(Beginning of DATA RECORDS)

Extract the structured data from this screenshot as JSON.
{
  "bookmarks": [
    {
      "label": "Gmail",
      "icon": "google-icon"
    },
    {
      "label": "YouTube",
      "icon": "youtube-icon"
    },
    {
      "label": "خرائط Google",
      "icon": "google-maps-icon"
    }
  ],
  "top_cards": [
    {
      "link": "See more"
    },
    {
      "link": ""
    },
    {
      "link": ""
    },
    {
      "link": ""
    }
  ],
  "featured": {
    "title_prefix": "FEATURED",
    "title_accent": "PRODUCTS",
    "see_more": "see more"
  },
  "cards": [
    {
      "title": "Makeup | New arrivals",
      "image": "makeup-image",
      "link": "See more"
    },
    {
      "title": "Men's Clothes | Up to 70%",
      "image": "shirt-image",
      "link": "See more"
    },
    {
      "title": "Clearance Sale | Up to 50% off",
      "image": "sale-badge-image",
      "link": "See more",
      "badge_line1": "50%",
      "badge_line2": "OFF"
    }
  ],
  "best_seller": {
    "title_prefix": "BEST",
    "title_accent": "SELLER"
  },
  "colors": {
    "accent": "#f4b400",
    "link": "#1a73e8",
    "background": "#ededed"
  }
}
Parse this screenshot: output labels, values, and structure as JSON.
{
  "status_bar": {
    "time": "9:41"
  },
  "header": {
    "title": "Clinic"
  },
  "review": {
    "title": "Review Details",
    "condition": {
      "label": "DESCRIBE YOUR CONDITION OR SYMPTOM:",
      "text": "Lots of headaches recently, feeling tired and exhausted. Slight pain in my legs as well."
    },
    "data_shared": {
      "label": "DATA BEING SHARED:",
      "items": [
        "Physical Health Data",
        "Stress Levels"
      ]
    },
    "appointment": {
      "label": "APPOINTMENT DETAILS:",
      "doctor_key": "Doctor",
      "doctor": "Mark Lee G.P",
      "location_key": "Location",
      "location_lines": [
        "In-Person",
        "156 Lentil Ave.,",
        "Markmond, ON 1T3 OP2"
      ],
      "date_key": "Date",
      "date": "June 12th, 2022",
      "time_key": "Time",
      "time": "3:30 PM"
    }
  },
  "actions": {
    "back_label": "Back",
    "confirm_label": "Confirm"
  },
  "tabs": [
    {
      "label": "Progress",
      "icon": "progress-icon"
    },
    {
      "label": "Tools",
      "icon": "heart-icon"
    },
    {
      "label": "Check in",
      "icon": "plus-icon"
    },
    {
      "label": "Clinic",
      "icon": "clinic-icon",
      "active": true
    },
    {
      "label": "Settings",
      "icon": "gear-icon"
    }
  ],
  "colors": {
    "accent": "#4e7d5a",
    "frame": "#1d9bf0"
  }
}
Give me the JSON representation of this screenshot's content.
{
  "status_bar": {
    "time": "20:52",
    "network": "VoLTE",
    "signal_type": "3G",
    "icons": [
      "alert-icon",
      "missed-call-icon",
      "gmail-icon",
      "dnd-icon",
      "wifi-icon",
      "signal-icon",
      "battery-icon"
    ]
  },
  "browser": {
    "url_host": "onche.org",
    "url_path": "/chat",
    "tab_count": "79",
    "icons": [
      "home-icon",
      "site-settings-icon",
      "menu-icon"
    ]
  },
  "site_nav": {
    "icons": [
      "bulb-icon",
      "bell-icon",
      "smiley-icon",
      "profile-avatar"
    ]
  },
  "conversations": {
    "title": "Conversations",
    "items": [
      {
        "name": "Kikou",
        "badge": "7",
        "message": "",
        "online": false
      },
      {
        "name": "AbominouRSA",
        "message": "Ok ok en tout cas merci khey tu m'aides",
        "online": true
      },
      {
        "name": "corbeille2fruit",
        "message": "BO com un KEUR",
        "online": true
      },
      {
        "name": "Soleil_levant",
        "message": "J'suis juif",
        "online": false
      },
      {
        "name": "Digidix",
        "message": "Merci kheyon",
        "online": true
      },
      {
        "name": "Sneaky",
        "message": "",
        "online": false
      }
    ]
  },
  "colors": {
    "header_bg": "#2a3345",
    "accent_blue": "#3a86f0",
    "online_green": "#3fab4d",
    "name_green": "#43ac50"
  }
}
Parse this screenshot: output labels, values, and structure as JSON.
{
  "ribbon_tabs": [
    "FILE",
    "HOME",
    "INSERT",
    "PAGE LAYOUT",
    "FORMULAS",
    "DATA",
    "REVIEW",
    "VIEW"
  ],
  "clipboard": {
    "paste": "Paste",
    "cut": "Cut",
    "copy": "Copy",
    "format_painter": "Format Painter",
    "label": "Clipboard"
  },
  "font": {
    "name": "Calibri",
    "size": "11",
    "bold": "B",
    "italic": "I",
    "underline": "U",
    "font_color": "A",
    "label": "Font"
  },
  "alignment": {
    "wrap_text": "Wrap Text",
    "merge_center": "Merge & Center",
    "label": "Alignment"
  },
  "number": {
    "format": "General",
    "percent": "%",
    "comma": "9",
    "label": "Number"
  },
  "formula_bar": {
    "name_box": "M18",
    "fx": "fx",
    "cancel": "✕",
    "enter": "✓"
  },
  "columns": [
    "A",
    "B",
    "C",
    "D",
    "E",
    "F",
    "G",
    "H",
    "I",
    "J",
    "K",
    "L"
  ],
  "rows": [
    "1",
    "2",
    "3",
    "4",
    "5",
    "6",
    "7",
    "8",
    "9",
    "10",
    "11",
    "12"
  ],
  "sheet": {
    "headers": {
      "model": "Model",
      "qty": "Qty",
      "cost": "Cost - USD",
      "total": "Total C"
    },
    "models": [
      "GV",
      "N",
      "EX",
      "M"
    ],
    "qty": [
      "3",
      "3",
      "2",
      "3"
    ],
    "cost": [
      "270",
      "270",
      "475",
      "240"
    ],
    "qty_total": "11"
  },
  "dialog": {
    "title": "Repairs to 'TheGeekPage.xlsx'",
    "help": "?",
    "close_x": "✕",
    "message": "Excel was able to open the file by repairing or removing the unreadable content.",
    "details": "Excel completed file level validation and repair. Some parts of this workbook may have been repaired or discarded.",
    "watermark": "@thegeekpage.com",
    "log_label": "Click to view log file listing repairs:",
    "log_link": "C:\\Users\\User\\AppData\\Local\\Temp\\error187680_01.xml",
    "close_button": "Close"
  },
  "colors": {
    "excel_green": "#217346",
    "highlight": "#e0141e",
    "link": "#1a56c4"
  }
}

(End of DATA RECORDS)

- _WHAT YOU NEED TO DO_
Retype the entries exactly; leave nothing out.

- _YOUR SOLUTION_
Extract the structured data from this screenshot as JSON.
{
  "bookmarks": [
    {
      "label": "Gmail",
      "icon": "google-icon"
    },
    {
      "label": "YouTube",
      "icon": "youtube-icon"
    },
    {
      "label": "خرائط Google",
      "icon": "google-maps-icon"
    }
  ],
  "top_cards": [
    {
      "link": "See more"
    },
    {
      "link": ""
    },
    {
      "link": ""
    },
    {
      "link": ""
    }
  ],
  "featured": {
    "title_prefix": "FEATURED",
    "title_accent": "PRODUCTS",
    "see_more": "see more"
  },
  "cards": [
    {
      "title": "Makeup | New arrivals",
      "image": "makeup-image",
      "link": "See more"
    },
    {
      "title": "Men's Clothes | Up to 70%",
      "image": "shirt-image",
      "link": "See more"
    },
    {
      "title": "Clearance Sale | Up to 50% off",
      "image": "sale-badge-image",
      "link": "See more",
      "badge_line1": "50%",
      "badge_line2": "OFF"
    }
  ],
  "best_seller": {
    "title_prefix": "BEST",
    "title_accent": "SELLER"
  },
  "colors": {
    "accent": "#f4b400",
    "link": "#1a73e8",
    "background": "#ededed"
  }
}
Parse this screenshot: output labels, values, and structure as JSON.
{
  "status_bar": {
    "time": "9:41"
  },
  "header": {
    "title": "Clinic"
  },
  "review": {
    "title": "Review Details",
    "condition": {
      "label": "DESCRIBE YOUR CONDITION OR SYMPTOM:",
      "text": "Lots of headaches recently, feeling tired and exhausted. Slight pain in my legs as well."
    },
    "data_shared": {
      "label": "DATA BEING SHARED:",
      "items": [
        "Physical Health Data",
        "Stress Levels"
      ]
    },
    "appointment": {
      "label": "APPOINTMENT DETAILS:",
      "doctor_key": "Doctor",
      "doctor": "Mark Lee G.P",
      "location_key": "Location",
      "location_lines": [
        "In-Person",
        "156 Lentil Ave.,",
        "Markmond, ON 1T3 OP2"
      ],
      "date_key": "Date",
      "date": "June 12th, 2022",
      "time_key": "Time",
      "time": "3:30 PM"
    }
  },
  "actions": {
    "back_label": "Back",
    "confirm_label": "Confirm"
  },
  "tabs": [
    {
      "label": "Progress",
      "icon": "progress-icon"
    },
    {
      "label": "Tools",
      "icon": "heart-icon"
    },
    {
      "label": "Check in",
      "icon": "plus-icon"
    },
    {
      "label": "Clinic",
      "icon": "clinic-icon",
      "active": true
    },
    {
      "label": "Settings",
      "icon": "gear-icon"
    }
  ],
  "colors": {
    "accent": "#4e7d5a",
    "frame": "#1d9bf0"
  }
}
Give me the JSON representation of this screenshot's content.
{
  "status_bar": {
    "time": "20:52",
    "network": "VoLTE",
    "signal_type": "3G",
    "icons": [
      "alert-icon",
      "missed-call-icon",
      "gmail-icon",
      "dnd-icon",
      "wifi-icon",
      "signal-icon",
      "battery-icon"
    ]
  },
  "browser": {
    "url_host": "onche.org",
    "url_path": "/chat",
    "tab_count": "79",
    "icons": [
      "home-icon",
      "site-settings-icon",
      "menu-icon"
    ]
  },
  "site_nav": {
    "icons": [
      "bulb-icon",
      "bell-icon",
      "smiley-icon",
      "profile-avatar"
    ]
  },
  "conversations": {
    "title": "Conversations",
    "items": [
      {
        "name": "Kikou",
        "badge": "7",
        "message": "",
        "online": false
      },
      {
        "name": "AbominouRSA",
        "message": "Ok ok en tout cas merci khey tu m'aides",
        "online": true
      },
      {
        "name": "corbeille2fruit",
        "message": "BO com un KEUR",
        "online": true
      },
      {
        "name": "Soleil_levant",
        "message": "J'suis juif",
        "online": false
      },
      {
        "name": "Digidix",
        "message": "Merci kheyon",
        "online": true
      },
      {
        "name": "Sneaky",
        "message": "",
        "online": false
      }
    ]
  },
  "colors": {
    "header_bg": "#2a3345",
    "accent_blue": "#3a86f0",
    "online_green": "#3fab4d",
    "name_green": "#43ac50"
  }
}
Parse this screenshot: output labels, values, and structure as JSON.
{
  "ribbon_tabs": [
    "FILE",
    "HOME",
    "INSERT",
    "PAGE LAYOUT",
    "FORMULAS",
    "DATA",
    "REVIEW",
    "VIEW"
  ],
  "clipboard": {
    "paste": "Paste",
    "cut": "Cut",
    "copy": "Copy",
    "format_painter": "Format Painter",
    "label": "Clipboard"
  },
  "font": {
    "name": "Calibri",
    "size": "11",
    "bold": "B",
    "italic": "I",
    "underline": "U",
    "font_color": "A",
    "label": "Font"
  },
  "alignment": {
    "wrap_text": "Wrap Text",
    "merge_center": "Merge & Center",
    "label": "Alignment"
  },
  "number": {
    "format": "General",
    "percent": "%",
    "comma": "9",
    "label": "Number"
  },
  "formula_bar": {
    "name_box": "M18",
    "fx": "fx",
    "cancel": "✕",
    "enter": "✓"
  },
  "columns": [
    "A",
    "B",
    "C",
    "D",
    "E",
    "F",
    "G",
    "H",
    "I",
    "J",
    "K",
    "L"
  ],
  "rows": [
    "1",
    "2",
    "3",
    "4",
    "5",
    "6",
    "7",
    "8",
    "9",
    "10",
    "11",
    "12"
  ],
  "sheet": {
    "headers": {
      "model": "Model",
      "qty": "Qty",
      "cost": "Cost - USD",
      "total": "Total C"
    },
    "models": [
      "GV",
      "N",
      "EX",
      "M"
    ],
    "qty": [
      "3",
      "3",
      "2",
      "3"
    ],
    "cost": [
      "270",
      "270",
      "475",
      "240"
    ],
    "qty_total": "11"
  },
  "dialog": {
    "title": "Repairs to 'TheGeekPage.xlsx'",
    "help": "?",
    "close_x": "✕",
    "message": "Excel was able to open the file by repairing or removing the unreadable content.",
    "details": "Excel completed file level validation and repair. Some parts of this workbook may have been repaired or discarded.",
    "watermark": "@thegeekpage.com",
    "log_label": "Click to view log file listing repairs:",
    "log_link": "C:\\Users\\User\\AppData\\Local\\Temp\\error187680_01.xml",
    "close_button": "Close"
  },
  "colors": {
    "excel_green": "#217346",
    "highlight": "#e0141e",
    "link": "#1a56c4"
  }
}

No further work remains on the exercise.